Patroklos talks with old Nestor, one of the wisest of the Achaian soldiers. Nestor asks Patroklos to dress in Achilles’ armor and return to battle. The Achaians, he says, will rejoice and have new faith in their death struggle against the Trojans when they think that they see Achilles returning to the battle. In addition, the Trojans will so fear the wrath of the mighty Achilles that they will be easily defeated. Patroklos promises to ask Achilles for permission to use his armor and ride into battle disguised as the mighty warrior.
Meanwhile, Hektor leads a massive Trojan surge against the Achaian wall that stands between the Trojans and the Achaian fleet of ships, and the wall is successfully smashed. The tumult is so deafening that hell itself seems unloosed.
Achilles is watching and realizes that his wish may be granted: The Achaians are about to be annihilated. He sends Patroklos into the fighting, disguised as Achilles himself. The Achaian army rejoices at what they think is the return of Achilles to the fighting, and the Trojans are so terrified that they are quickly swept back to the walls of Troy.

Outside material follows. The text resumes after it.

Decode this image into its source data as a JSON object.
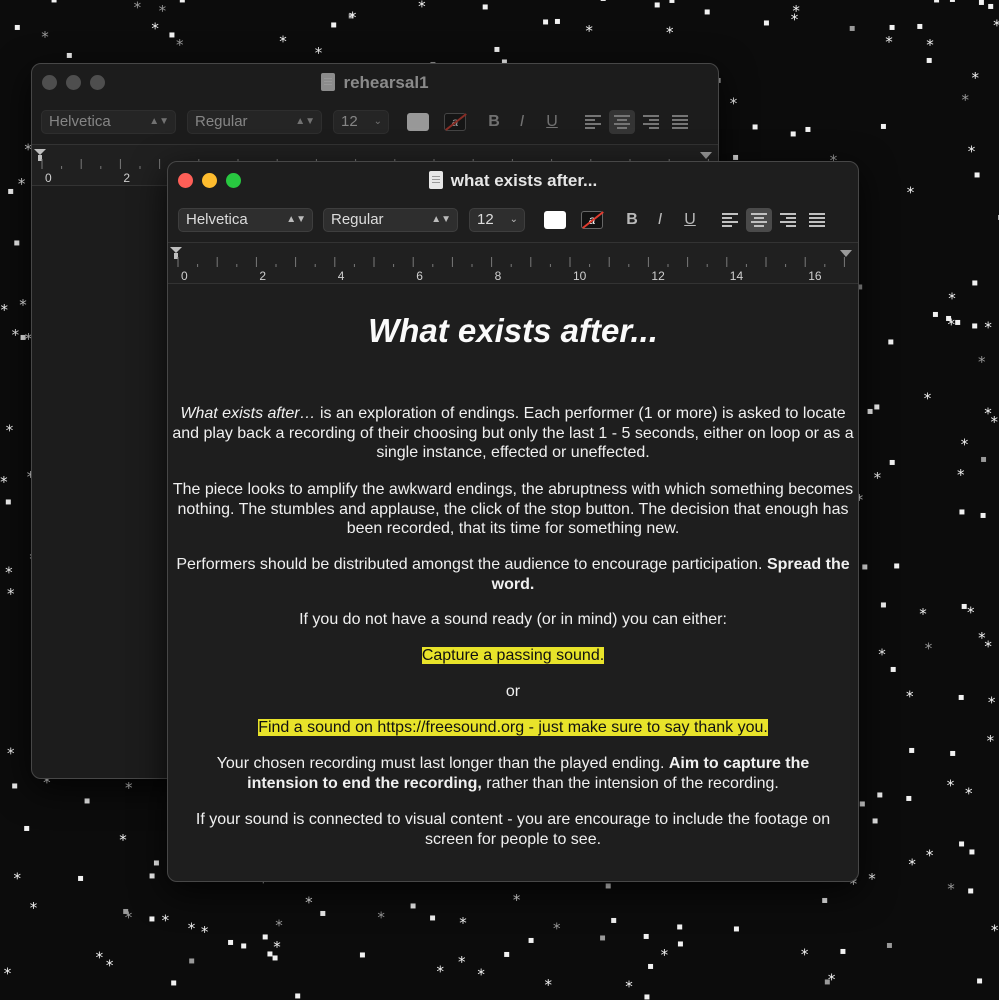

Patroklos’ valor seems superhuman. He has killed nine Trojans in a single charge when Apollo strikes him with such fury that Hektor is able to catch him off-guard and thrust a spear through his body. Then some of the most intense fighting of the war follows in a battle to claim Patroklos’ body. Finally, the Achaians rescue Patroklos’ corpse, and Hektor captures Achilles’ armor. Then the Achaians return to the beach, guarding their ships as best they can.

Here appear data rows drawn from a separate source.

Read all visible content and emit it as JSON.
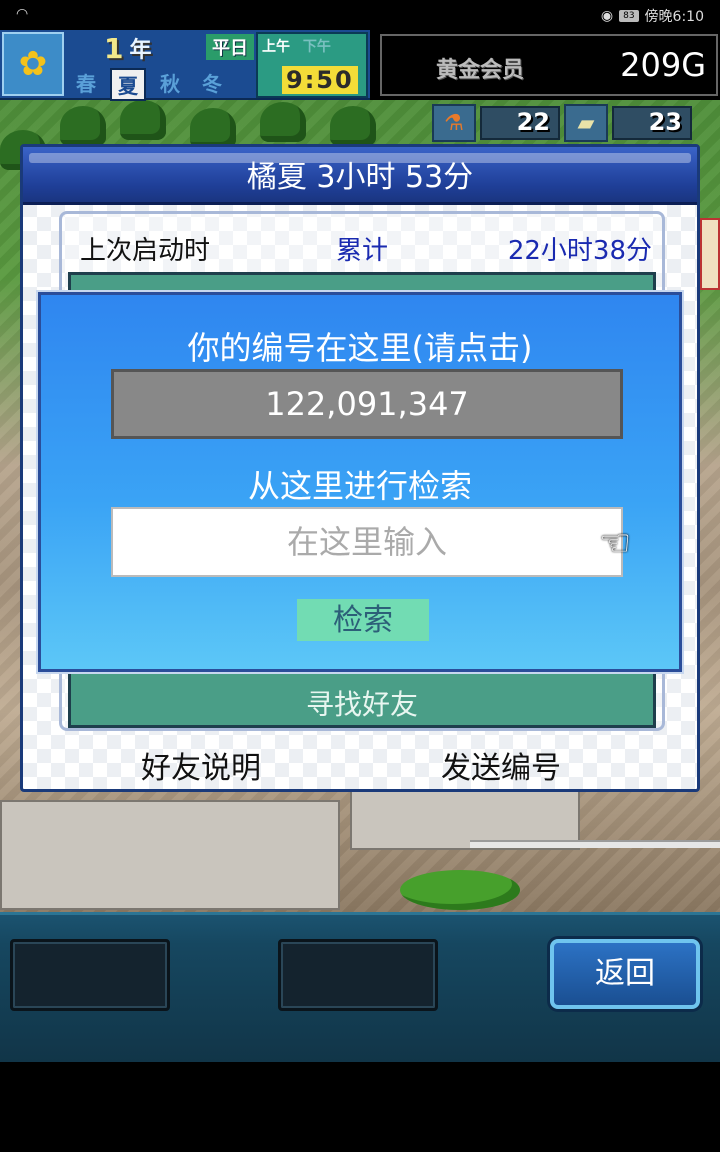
{
  "status_bar": {
    "wifi_icon": "wifi-icon",
    "eye_icon": "eye-icon",
    "battery": "83",
    "time": "傍晚6:10"
  },
  "hud": {
    "year_number": "1",
    "year_unit": "年",
    "day_type": "平日",
    "seasons": [
      "春",
      "夏",
      "秋",
      "冬"
    ],
    "active_season_index": 1,
    "am_label": "上午",
    "pm_label": "下午",
    "clock": "9:50",
    "membership_label": "黄金会员",
    "gold": "209G",
    "resources": [
      {
        "icon": "flask-icon",
        "value": "22"
      },
      {
        "icon": "ticket-icon",
        "value": "23"
      }
    ]
  },
  "friend_panel": {
    "title": "橘夏  3小时 53分",
    "last_launch_label": "上次启动时",
    "total_label": "累计",
    "total_value": "22小时38分",
    "find_friends_label": "寻找好友",
    "friend_help_label": "好友说明",
    "send_id_label": "发送编号"
  },
  "search_dialog": {
    "title": "你的编号在这里(请点击)",
    "user_id": "122,091,347",
    "search_subtitle": "从这里进行检索",
    "input_placeholder": "在这里输入",
    "search_button": "检索"
  },
  "bottom_bar": {
    "back_label": "返回"
  }
}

Achilles is filled with overwhelming grief and rage when he learns that his warrior-companion, Patroklos, has been slaughtered. His mother, Thetis, comes to him and advises him that it is fated that he will die if he tries to revenge Patroklos’ death. But she says that if Achilles decides to revenge Patroklos’ death, she will outfit him in a suit of new armor, made by one of the gods.
Achilles chooses: He will defy certain death and the Trojans in an attempt to punish them for what they (and he) did to Patroklos. Thus, he returns to battle in his new armor and is so successful that he and the Achaians rout the Trojans. He savagely kills Hektor, the Trojans’ mightiest warrior. Achilles’ anger is not sated, however. He ties Hektor’s corpse to his chariot and circles Patroklos’ burial mound every day for nine days.
Hektor’s parents are so grieved at the barbaric treatment given to their son’s corpse that Priam, Hektor’s father, goes to Achilles and begs for his son’s body. Achilles is moved by Priam’s pleas and by the memory of his own father. Consequently, he agrees to cleanse and return Hektor’s body.
Hektor’s body is given the appropriate cremation rites, and then with mourning and weeping for the noble warrior, the Trojans place his remains in a golden casket and place it in a burial barrow.